We cannot allow to be labeled a hungry nation

According to the Global Hunger Index (2012), Rwanda ranks second hungriest after Burundi in the East African region. That is terrifying and yet, unfortunately, not surprising. Given the trends in population growth, the rapidly-changing climatic conditions and poverty levels, it is natural that some of our top issues include food security and malnutrition.
Alline Akintore
Alline Akintore

According to the Global Hunger Index (2012), Rwanda ranks second hungriest after Burundi in the East African region. That is terrifying and yet, unfortunately, not surprising. Given the trends in population growth, the rapidly-changing climatic conditions and poverty levels, it is natural that some of our top issues include food security and malnutrition.

As of 2012, approximately one-fifths of Rwandan households would be considered food insecure: albeit a sweeping improvement from the situation in the early 2000s, there is still so much left to do to bridge the malnutrition gap.

If it is true that over 80 per cent of Rwandans rely on agricultural activity for sustenance, this is dumbfounding. In fact, statistics seem to indicate that it is households not involved in agriculture that are relatively food secure.
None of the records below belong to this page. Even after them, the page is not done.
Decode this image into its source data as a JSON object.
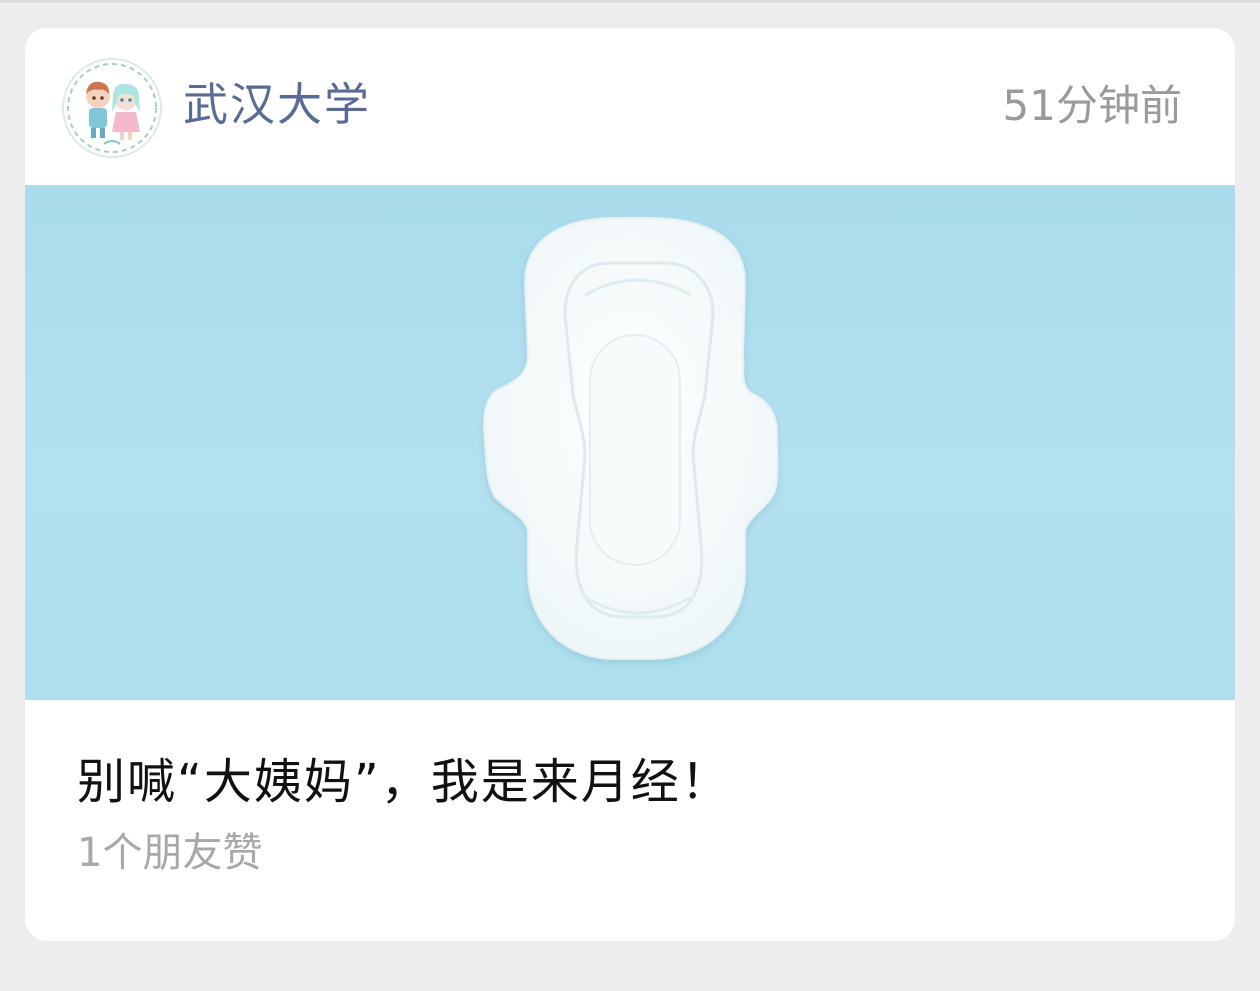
{
  "card": {
    "account_name": "武汉大学",
    "post_time": "51分钟前",
    "avatar_icon": "cartoon-couple-avatar-icon",
    "cover_image": "sanitary-pad-on-blue-background-image",
    "title": "别喊“大姨妈”，我是来月经！",
    "likes_text": "1个朋友赞"
  },
  "colors": {
    "page_background": "#ededed",
    "card_background": "#ffffff",
    "account_name": "#576b95",
    "post_time": "#9a9a9a",
    "title": "#111111",
    "likes": "#a8a8a8",
    "cover_background": "#aedfed"
  }
}
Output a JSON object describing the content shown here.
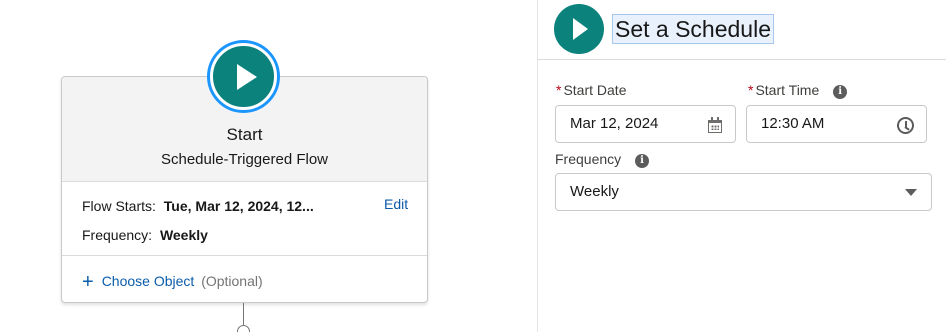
{
  "canvas": {
    "start_card": {
      "title": "Start",
      "subtitle": "Schedule-Triggered Flow",
      "flow_starts_label": "Flow Starts:",
      "flow_starts_value": "Tue, Mar 12, 2024, 12...",
      "edit_label": "Edit",
      "frequency_label": "Frequency:",
      "frequency_value": "Weekly",
      "choose_object_label": "Choose Object",
      "optional_label": "(Optional)"
    }
  },
  "panel": {
    "title": "Set a Schedule",
    "start_date": {
      "label": "Start Date",
      "required_mark": "*",
      "value": "Mar 12, 2024",
      "icon": "calendar-icon"
    },
    "start_time": {
      "label": "Start Time",
      "required_mark": "*",
      "value": "12:30 AM",
      "icon": "clock-icon"
    },
    "frequency": {
      "label": "Frequency",
      "value": "Weekly"
    },
    "info_glyph": "i"
  },
  "colors": {
    "start_teal": "#0b827c",
    "link_blue": "#0b5cab",
    "focus_ring": "#1b96ff",
    "required_red": "#ba0517"
  }
}
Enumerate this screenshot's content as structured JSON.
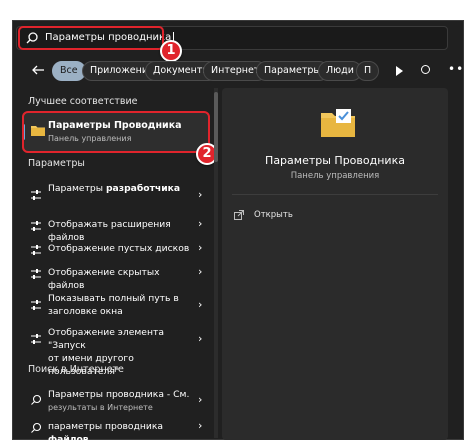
{
  "search": {
    "value": "Параметры проводника"
  },
  "filters": {
    "chips": [
      "Все",
      "Приложения",
      "Документы",
      "Интернет",
      "Параметры",
      "Люди",
      "П"
    ],
    "more": "•••"
  },
  "best_match": {
    "header": "Лучшее соответствие",
    "title": "Параметры Проводника",
    "subtitle": "Панель управления"
  },
  "settings": {
    "header": "Параметры",
    "items": [
      {
        "pre": "Параметры ",
        "bold": "разработчика",
        "line2": "",
        "bold2": "",
        "pre2": ""
      },
      {
        "pre": "Отображать расширения файлов",
        "bold": "",
        "line2": ""
      },
      {
        "pre": "Отображение пустых дисков",
        "bold": "",
        "line2": ""
      },
      {
        "pre": "Отображение скрытых файлов",
        "bold": "",
        "line2": ""
      },
      {
        "pre": "Показывать полный путь в",
        "bold": "",
        "line2": "заголовке окна"
      },
      {
        "pre": "Отображение элемента \"Запуск",
        "bold": "",
        "line2": "от имени другого пользователя\""
      }
    ]
  },
  "web": {
    "header": "Поиск в Интернете",
    "items": [
      {
        "line1": "Параметры проводника - См.",
        "line2": "результаты в Интернете"
      },
      {
        "pre": "параметры проводника ",
        "bold": "файлов"
      }
    ]
  },
  "preview": {
    "title": "Параметры Проводника",
    "subtitle": "Панель управления",
    "action": "Открыть"
  },
  "badges": {
    "one": "1",
    "two": "2"
  },
  "colors": {
    "highlight": "#e0242c",
    "accent": "#6aa8d8",
    "folder": "#f2c75c"
  }
}
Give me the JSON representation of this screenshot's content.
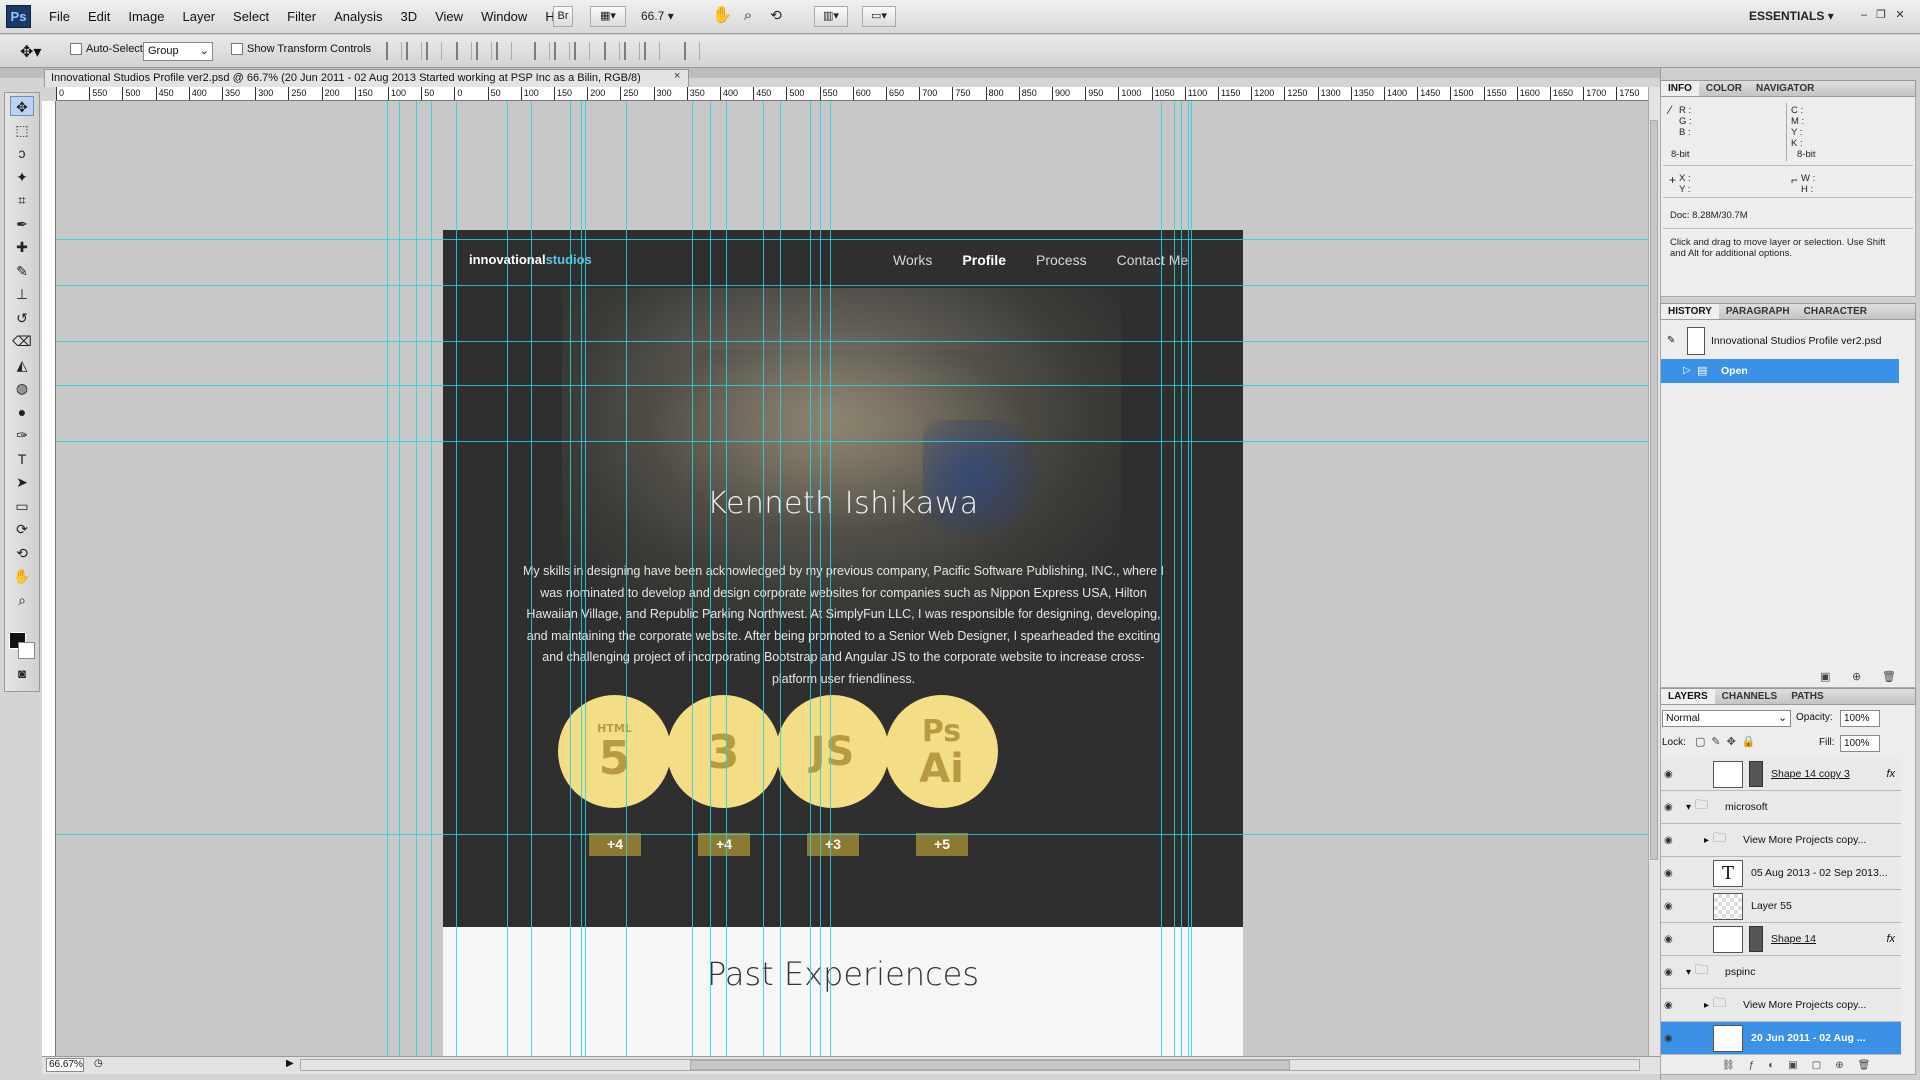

Food security is such a broad issue: my interest in food security has less to do with how much food households have at a given time, and more to do with the measure of pliability to future food supply disruptions due to a number of risk factors. Our reliance on seasons for food supply, and given the volume of food imported from neighbouring nations (even though food production has increased over the years), we need a qualitative and quantitative understanding of where we stand in terms of self-sufficiency and external dependency if we intend to tackle this issue.

It is an all-too-familiar vicious circle: it is difficult to tackle poverty without battling malnutrition and insufficient food supply, and yet poverty makes access to nutritional food all year round relatively impossible. How is it that the regions that produce this country’s food, demonstrate the highest rates of child malnutrition, and even poverty?

The fact that, tied to this issue is the fact that Rwanda is a water scarce country with limited land resources (due to high population density), paints an even grimmer picture.

Existing and new efforts need to drive productivity: solutions to reduce post-harvest losses, improvement of soil fertility management, stimulation of trade and encouraging best farming practices that utilize science and technology, are only some pieces of the puzzle.

This is not breaking news. Agricultural entrepreneurship ventures in Rwanda are increasing n-fold every day, agricultural research institutions and grants continue to sprout countrywide and various supportive initiatives continue to be undertaken by responsible government institutions.

I am certainly no expert in this field but maybe one gap that is yet to be filled is the detachments in the agricultural ecosphere. The lack of synergy between teaching/research institutions, agricultural practitioners and market players translates into isolated efforts that don’t yield throughput in quantity and quality of produce.

For example, we have no choice but to boost research and adoption of agricultural science (and technology) in order to meet the population’s demands, as traditional methods continue to fall short. Using these scientific methods will provide the opportunity to save colossal amounts of money used for imported pesticides and fertilisers; using science will enable us to address disease and pest prevention, increase the shelf-life of perishable fruits and enhance nutritional content of food.

In line with these scientific programmes should be building of community programmes (tied to scientific institutions) that focus on capacity building of farmers and addressing issues related to the lack of access to finance (through microfinance tools, as one example). ICT tele-centres are a resource that could be maximised through provision of community online training courses.

Lastly, bridging the gender balance in agricultural production at all stages of the food value chain is paramount. Analysts argue that if women had the same agricultural productive resources as men, they would boost yields by up to 30 per cent. This brings to light issues regarding land rights and inheritance, availability of social amenities and division of labour within rural households; community programmes provide the opportunity for sensitisation on these matters.

I sincerely hope that in a number of years, Rwanda shall slide down the ranks of the Global Hunger Index, and position itself as a regional food basket – we cannot settle for the label of a hungry nation.

The writer is a social analyst based in Kigali.

Subscribe to The New Times E-Paper


You want to chat directly with us? Send us a message on WhatsApp at +250 788 310 999    

 

Follow The New Times on Google News